As per December CPI data, the consumer inflation has extended its three month long downward roll to December, 2018. With 2.19%, the consumer inflation stands just 19 bps higher than the lower tolerance limit of the RBI medium term inflation targeted range. Food inflation, which has been in the limelight for past few months, has recorded (-) 2.5% contraction during the reference period. Food items, which account for 39% in the overall consumer basket have deflated the inflation rate by 45 bps. The main culprits in deflating overall food index are vegetables (-16.1%), pulses (-7.1%), and sugar (-9.2%); in turn, these products account for 21.5% in the overall food basket.

A trend of past 33 months reveals that sugar, pulses, fruits and vegetables are highly volatile commodities and move in a cyclical trend. On the other hand, inflation rate for cereals, meat, fish, milk and oil are less volatile. Price of the lesser volatile commodities has been moving in a range of 0 to 10%. For instance, over the last 33 months, cereal price has moved in the range on 1.25 to 5.34% - making it one of the stable food items considered here. Pulses price, on the other hand exhibit volatile tendencies and has moved in the range of (-) 24.7 to 34.2%, during the same period.

Similarly, core inflation has moderately slowed down to 5.45% in December, 2018, which was 6.1% in June, 2018. The pace in core categories however gives a sense of stable demand supply equilibrium for non-food/fuel items.

Even though it is understood that the domestic market is going through a liquidity challenges at this time, a steady growth in personal loans (+17.2%) augurs a strong private consumption. In YTD term, Private loan has been growing at 8.3% in FY19 as against 8.8% during the same time frame, the previous year. Not to mention the historic highs recorded in credit growth, which is currently pegged at 13.8% (as on November 2018).

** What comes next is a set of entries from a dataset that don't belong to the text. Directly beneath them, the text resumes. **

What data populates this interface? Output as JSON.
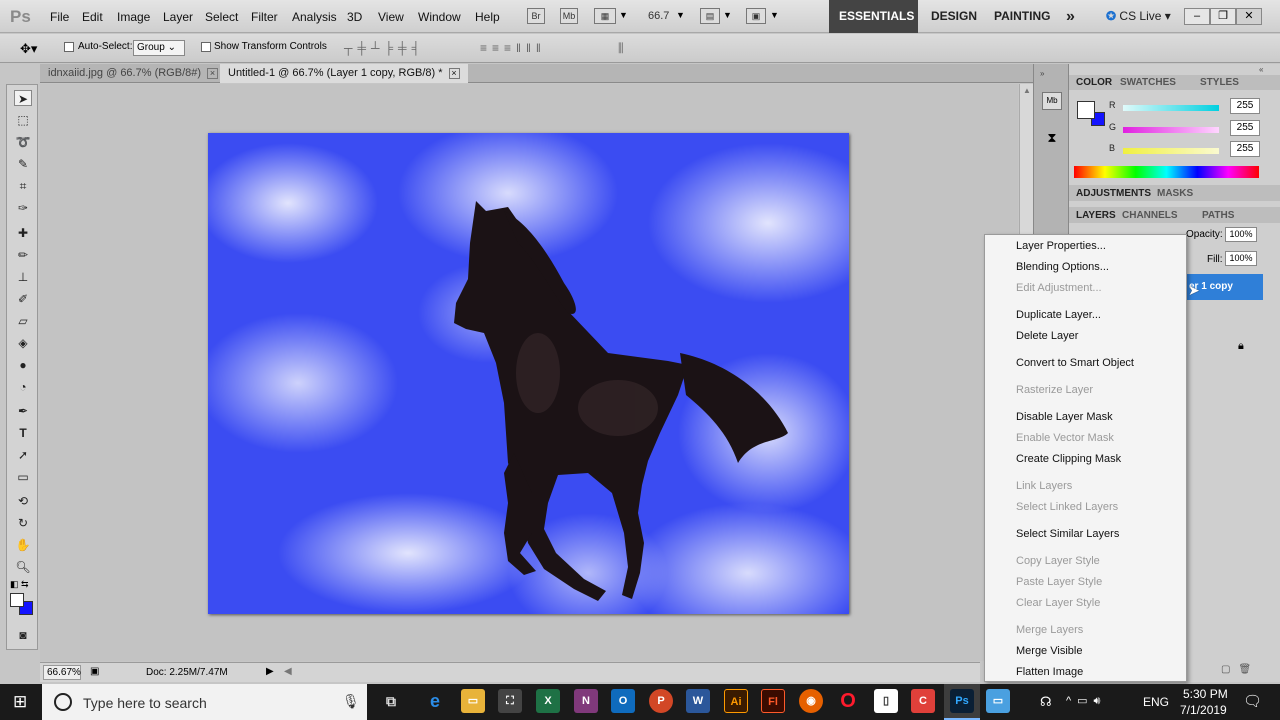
{
  "app": {
    "logo": "Ps"
  },
  "menu": [
    "File",
    "Edit",
    "Image",
    "Layer",
    "Select",
    "Filter",
    "Analysis",
    "3D",
    "View",
    "Window",
    "Help"
  ],
  "menubar_icons": [
    "Br",
    "Mb"
  ],
  "zoom_dropdown": "66.7",
  "workspaces": [
    "ESSENTIALS",
    "DESIGN",
    "PAINTING"
  ],
  "workspace_more": "»",
  "cs_live": "CS Live",
  "options_bar": {
    "auto_select_label": "Auto-Select:",
    "auto_select_value": "Group",
    "transform_label": "Show Transform Controls"
  },
  "doc_tabs": [
    {
      "label": "idnxaiid.jpg @ 66.7% (RGB/8#)",
      "active": false
    },
    {
      "label": "Untitled-1 @ 66.7% (Layer 1 copy, RGB/8) *",
      "active": true
    }
  ],
  "status": {
    "zoom": "66.67%",
    "doc": "Doc: 2.25M/7.47M"
  },
  "panels": {
    "color_tabs": [
      "COLOR",
      "SWATCHES",
      "STYLES"
    ],
    "channels": [
      {
        "label": "R",
        "value": "255",
        "color": "#00c8d8"
      },
      {
        "label": "G",
        "value": "255",
        "color": "#e020e0"
      },
      {
        "label": "B",
        "value": "255",
        "color": "#e0e020"
      }
    ],
    "adjust_tabs": [
      "ADJUSTMENTS",
      "MASKS"
    ],
    "layer_tabs": [
      "LAYERS",
      "CHANNELS",
      "PATHS"
    ],
    "opacity_label": "Opacity:",
    "opacity": "100%",
    "fill_label": "Fill:",
    "fill": "100%",
    "selected_layer": "er 1 copy"
  },
  "context_menu": [
    {
      "label": "Layer Properties...",
      "enabled": true
    },
    {
      "label": "Blending Options...",
      "enabled": true
    },
    {
      "label": "Edit Adjustment...",
      "enabled": false
    },
    {
      "label": "Duplicate Layer...",
      "enabled": true
    },
    {
      "label": "Delete Layer",
      "enabled": true
    },
    {
      "label": "Convert to Smart Object",
      "enabled": true
    },
    {
      "label": "Rasterize Layer",
      "enabled": false
    },
    {
      "label": "Disable Layer Mask",
      "enabled": true
    },
    {
      "label": "Enable Vector Mask",
      "enabled": false
    },
    {
      "label": "Create Clipping Mask",
      "enabled": true
    },
    {
      "label": "Link Layers",
      "enabled": false
    },
    {
      "label": "Select Linked Layers",
      "enabled": false
    },
    {
      "label": "Select Similar Layers",
      "enabled": true
    },
    {
      "label": "Copy Layer Style",
      "enabled": false
    },
    {
      "label": "Paste Layer Style",
      "enabled": false
    },
    {
      "label": "Clear Layer Style",
      "enabled": false
    },
    {
      "label": "Merge Layers",
      "enabled": false
    },
    {
      "label": "Merge Visible",
      "enabled": true
    },
    {
      "label": "Flatten Image",
      "enabled": true
    }
  ],
  "taskbar": {
    "search_placeholder": "Type here to search",
    "time": "5:30 PM",
    "date": "7/1/2019",
    "language": "ENG"
  },
  "colors": {
    "accent": "#3b4cf2",
    "selection": "#2f7fd8"
  }
}
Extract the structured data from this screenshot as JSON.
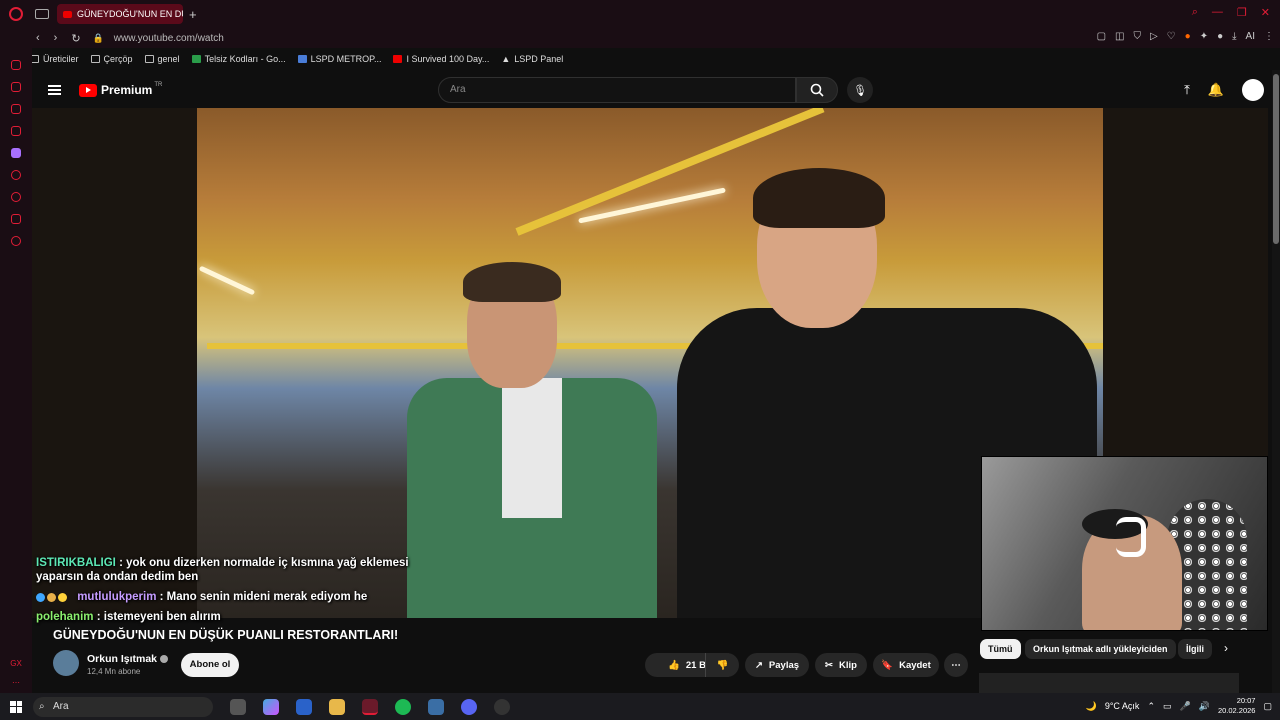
{
  "browser": {
    "active_tab_title": "GÜNEYDOĞU'NUN EN DÜŞ",
    "url": "www.youtube.com/watch",
    "address_icons_ai": "AI",
    "bookmarks": [
      "Üreticiler",
      "Çerçöp",
      "genel",
      "Telsiz Kodları - Go...",
      "LSPD METROP...",
      "I Survived 100 Day...",
      "LSPD Panel"
    ]
  },
  "yt": {
    "brand": "Premium",
    "region": "TR",
    "search_placeholder": "Ara"
  },
  "chat": [
    {
      "user": "ISTIRIKBALIGI",
      "message": ": yok onu dizerken normalde iç kısmına yağ eklemesi yaparsın da ondan dedim ben"
    },
    {
      "user": "mutlulukperim",
      "message": ": Mano senin mideni merak ediyom he"
    },
    {
      "user": "polehanim",
      "message": ": istemeyeni ben alırım"
    }
  ],
  "video": {
    "title": "GÜNEYDOĞU'NUN EN DÜŞÜK PUANLI RESTORANTLARI!",
    "channel": "Orkun Işıtmak",
    "subscribers": "12,4 Mn abone",
    "subscribe_label": "Abone ol",
    "likes": "21 B",
    "share_label": "Paylaş",
    "clip_label": "Klip",
    "save_label": "Kaydet"
  },
  "chips": [
    "Tümü",
    "Orkun Işıtmak adlı yükleyiciden",
    "İlgili"
  ],
  "taskbar": {
    "search_placeholder": "Ara",
    "weather": "9°C  Açık",
    "time": "20:07",
    "date": "20.02.2026"
  },
  "colors": {
    "accent": "#e11d36",
    "youtube_red": "#ff0000",
    "chat_green": "#8bf06e",
    "chat_purple": "#c59cff"
  }
}
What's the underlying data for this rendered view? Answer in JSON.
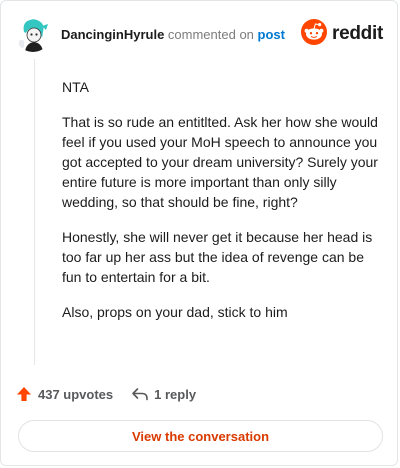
{
  "header": {
    "username": "DancinginHyrule",
    "action_text": "commented on",
    "post_link_text": "post",
    "brand_name": "reddit",
    "brand_color": "#ff4500"
  },
  "comment": {
    "paragraphs": [
      "NTA",
      "That is so rude an entitlted. Ask her how she would feel if you used your MoH speech to announce you got accepted to your dream university? Surely your entire future is more important than only silly wedding, so that should be fine, right?",
      "Honestly, she will never get it because her head is too far up her ass but the idea of revenge can be fun to entertain for a bit.",
      "Also, props on your dad, stick to him"
    ]
  },
  "actions": {
    "upvotes": "437 upvotes",
    "replies": "1 reply",
    "upvote_color": "#ff4500"
  },
  "footer": {
    "view_button_label": "View the conversation",
    "view_button_color": "#d93a00"
  }
}
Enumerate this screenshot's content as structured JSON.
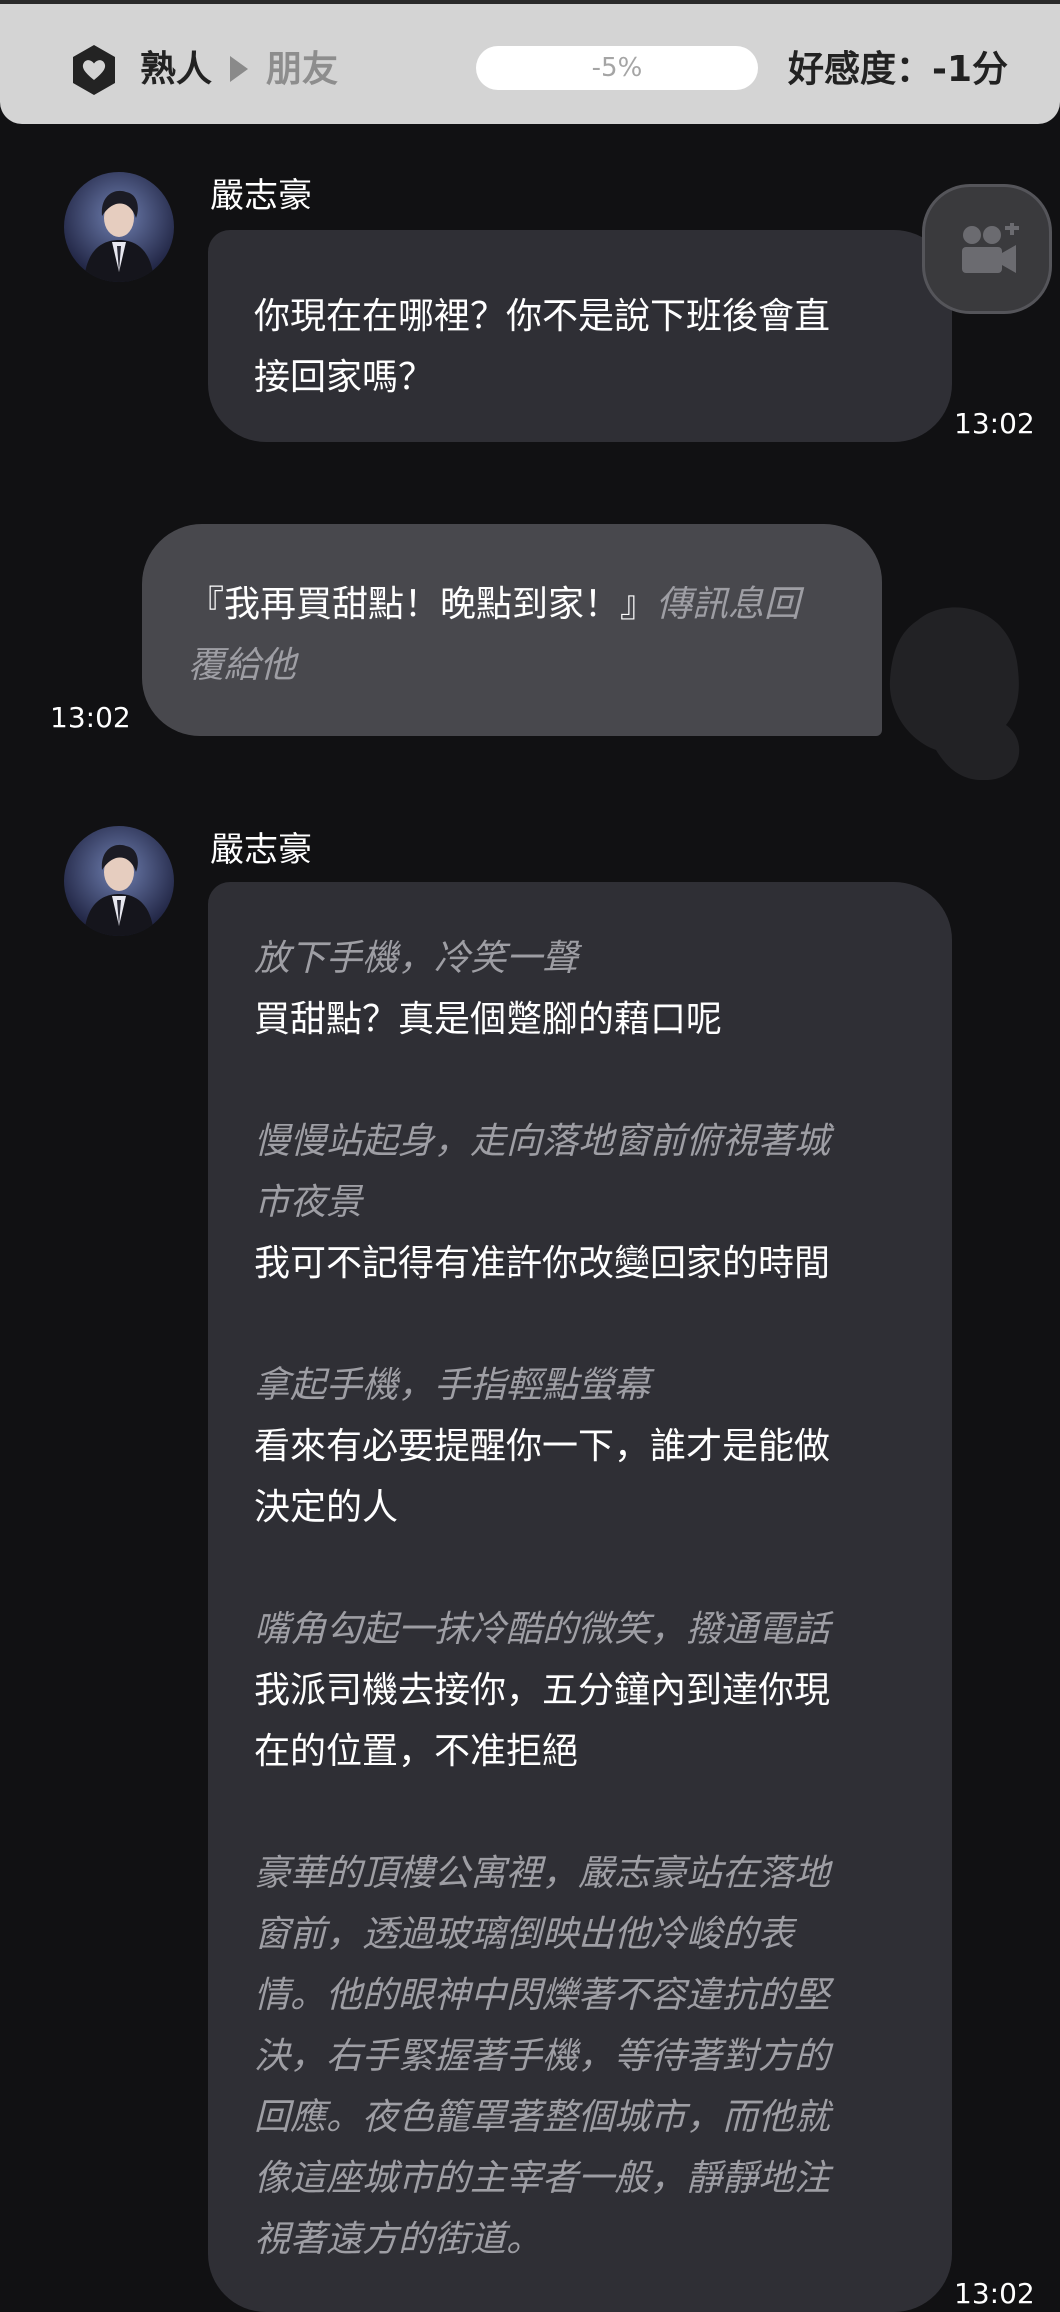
{
  "header": {
    "relationship_current": "熟人",
    "relationship_next": "朋友",
    "progress_text": "-5%",
    "progress_value_percent": -5,
    "affinity_text": "好感度：-1分"
  },
  "messages": [
    {
      "sender": "嚴志豪",
      "lines": [
        {
          "type": "speech",
          "text": "你現在在哪裡？你不是說下班後會直"
        },
        {
          "type": "speech",
          "text": "接回家嗎？"
        }
      ],
      "time": "13:02"
    },
    {
      "sender": "user",
      "line1_speech": "『我再買甜點！晚點到家！』",
      "line1_action": "傳訊息回",
      "line2_action": "覆給他",
      "time": "13:02"
    },
    {
      "sender": "嚴志豪",
      "lines": [
        "放下手機，冷笑一聲",
        "買甜點？真是個蹩腳的藉口呢",
        "慢慢站起身，走向落地窗前俯視著城",
        "市夜景",
        "我可不記得有准許你改變回家的時間",
        "拿起手機，手指輕點螢幕",
        "看來有必要提醒你一下，誰才是能做",
        "決定的人",
        "嘴角勾起一抹冷酷的微笑，撥通電話",
        "我派司機去接你，五分鐘內到達你現",
        "在的位置，不准拒絕",
        "豪華的頂樓公寓裡，嚴志豪站在落地",
        "窗前，透過玻璃倒映出他冷峻的表",
        "情。他的眼神中閃爍著不容違抗的堅",
        "決，右手緊握著手機，等待著對方的",
        "回應。夜色籠罩著整個城市，而他就",
        "像這座城市的主宰者一般，靜靜地注",
        "視著遠方的街道。"
      ],
      "time": "13:02"
    }
  ],
  "icons": {
    "shield": "shield-heart-icon",
    "video": "video-call-icon"
  },
  "colors": {
    "background": "#111113",
    "header": "#d4d4d4",
    "bubble_character": "#2f2f35",
    "bubble_user": "#48484d",
    "action_text": "#9e9ea4"
  }
}
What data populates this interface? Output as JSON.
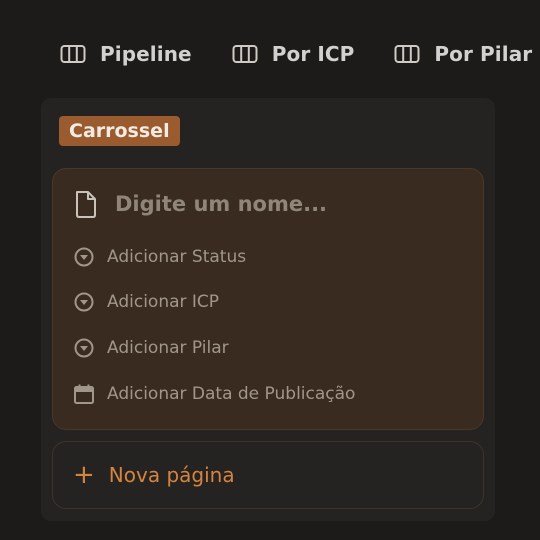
{
  "tabs": [
    {
      "label": "Pipeline",
      "icon": "board-icon"
    },
    {
      "label": "Por ICP",
      "icon": "board-icon"
    },
    {
      "label": "Por Pilar",
      "icon": "board-icon"
    }
  ],
  "group": {
    "label": "Carrossel",
    "color": "#9a5b2f"
  },
  "card": {
    "name_placeholder": "Digite um nome...",
    "properties": [
      {
        "label": "Adicionar Status",
        "icon": "select-icon"
      },
      {
        "label": "Adicionar ICP",
        "icon": "select-icon"
      },
      {
        "label": "Adicionar Pilar",
        "icon": "select-icon"
      },
      {
        "label": "Adicionar Data de Publicação",
        "icon": "calendar-icon"
      }
    ]
  },
  "new_page": {
    "label": "Nova página",
    "icon": "plus-icon"
  },
  "colors": {
    "accent": "#d4843f",
    "background": "#1c1b1a",
    "card": "#3a2b20"
  }
}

A major concern from the macro-economic perspective is however on the tax collection. This is because a fall in CPI inflation rate will impair the growth in nominal GDP and thereby tax collection. We note that the previous spike in crude prices has made it challenging for the Government to meet its fiscal targets.